Upon its closing on April 30, 1849, the New York Herald wrote: "In times gone by, it was the first hotel of the country, and the great men of the country always patronized it … ". It was once owned by Ezra Weeks. In 1828 John Jacob Astor bought it. He gave it to a granddaughter, Sara Langdon, who married Francis Robert Boreen in 1834, as a dowry. In 1849–50 she replaced it with a block of stores called the Boreel Building, and in 1878–79 replaced that with an office building, also called the Boreel Building.[9][10]

See also[edit]

List of former hotels in Manhattan


  1. ^ Berger, Molly W. (2011). Hotel Dreams. Baltimore: The Johns Hopkins University Press. p. 15. ISBN 978-0-8018-9987-4.
  2. ^ Sandoval-Strausz, A. K. (2007). Hotel: An American History. New Haven: Yale University Press. ISBN 978-0-30010616-9.
  3. ^ Jackson, Kenneth T. (2010). The Encyclopedia of New York City (second ed.). New Haven: Yale University Press. p. 617 (entry:hotels). ISBN 978-0300114652.
  4. ^ Landau, Sarah; Condit, Carl W. (1996). Rise of the New York Skyscraper, 1865–1913. New Haven, CT: Yale University Press. p. 16. ISBN 978-0-300-07739-1. OCLC 32819286.
  5. ^ Burrows, Edwin G.; Wallace, Mike (1999). "Queen of Commerce, Jack of All Trades". Gotham: A History of New York City to 1898. New York: Oxford University Press. p. 340. ISBN 0-19-514049-4.
  6. ^ Horn, Julie Abell; Saunders, Cece (June 2017). Phase IA Archaeological Documentary Study, Thames Street Pedestrian Plaza (PDF). New York City Landmarks Preservation Commission (Report). Westport, CT: Historical Perspectives, Inc. pp. 7–8.
  7. ^ The Picture of New-York, or the Stranger's Guide to the Commercial Metropolis of the United States. New York: A. T. Goodrich. 1825. p. 42.
  8. ^ The Picture of New-York, and Stranger's Guide to the Commercial Metropolis of the United States. New York: A. T. Goodrich. 1828. p. 397.
  9. ^ "City Intelligence: Closing of the City Hotel". New York Herald. April 30, 1849. p. 2, column 4.
  10. ^ "A New Broadway Building". New-York Tribune. April 19, 1878. p. 8, column 1.

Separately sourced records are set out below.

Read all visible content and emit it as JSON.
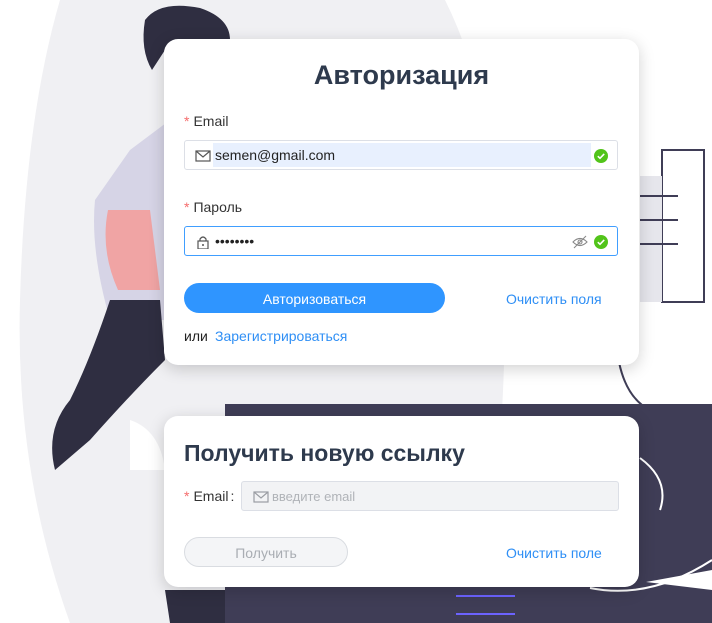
{
  "login": {
    "title": "Авторизация",
    "required_mark": "*",
    "email_label": "Email",
    "email_value": "semen@gmail.com",
    "password_label": "Пароль",
    "password_value": "••••••••",
    "submit_label": "Авторизоваться",
    "clear_label": "Очистить поля",
    "or_text": "или",
    "register_label": "Зарегистрироваться"
  },
  "new_link": {
    "title": "Получить новую ссылку",
    "required_mark": "*",
    "email_label": "Email",
    "label_colon": ":",
    "email_placeholder": "введите email",
    "submit_label": "Получить",
    "clear_label": "Очистить поле"
  },
  "colors": {
    "primary": "#2f95ff",
    "link": "#2f8ff5",
    "valid": "#52c41a",
    "required": "#f56c6c",
    "title": "#2e3a4d",
    "illustration_dark": "#3f3d56",
    "illustration_light": "#f0f0f3"
  },
  "icons": {
    "email": "envelope-icon",
    "password": "lock-icon",
    "valid": "check-circle-icon",
    "visibility": "eye-off-icon"
  }
}
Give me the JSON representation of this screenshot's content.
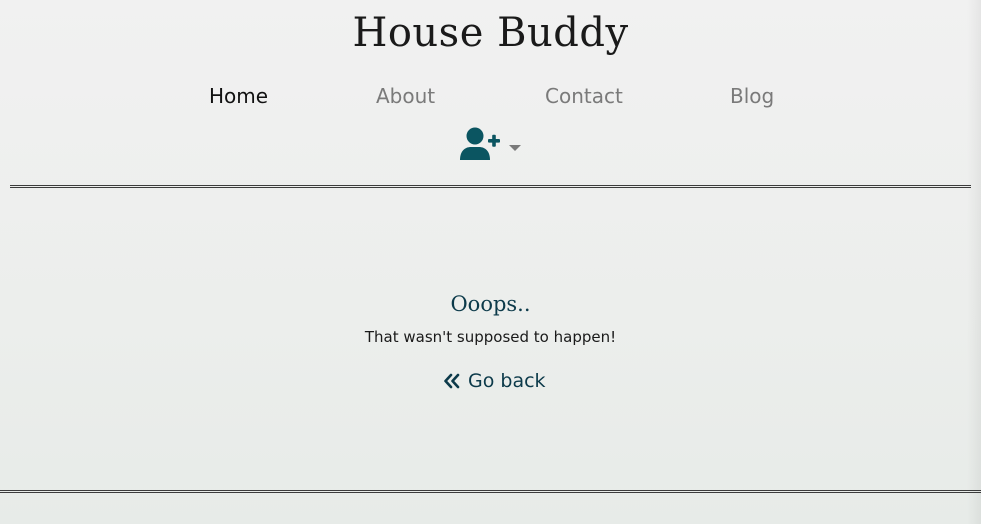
{
  "header": {
    "site_title": "House Buddy",
    "nav": {
      "items": [
        {
          "label": "Home",
          "active": true
        },
        {
          "label": "About",
          "active": false
        },
        {
          "label": "Contact",
          "active": false
        },
        {
          "label": "Blog",
          "active": false
        }
      ]
    },
    "user_menu": {
      "icon": "user-plus-icon",
      "dropdown_icon": "caret-down-icon"
    }
  },
  "main": {
    "error_title": "Ooops..",
    "error_message": "That wasn't supposed to happen!",
    "go_back": {
      "label": "Go back",
      "icon": "double-chevron-left-icon"
    }
  },
  "colors": {
    "accent": "#0c3a4a",
    "icon_teal": "#0b5561",
    "nav_inactive": "#7a7a7a",
    "nav_active": "#111111",
    "text": "#1a1a1a"
  }
}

External links[edit]

40°42′32.5″N 74°0′40.2″W / 40.709028°N 74.011167°W / 40.709028; -74.011167Coordinates: 40°42′32.5″N 74°0′40.2″W / 40.709028°N 74.011167°W / 40.709028; -74.011167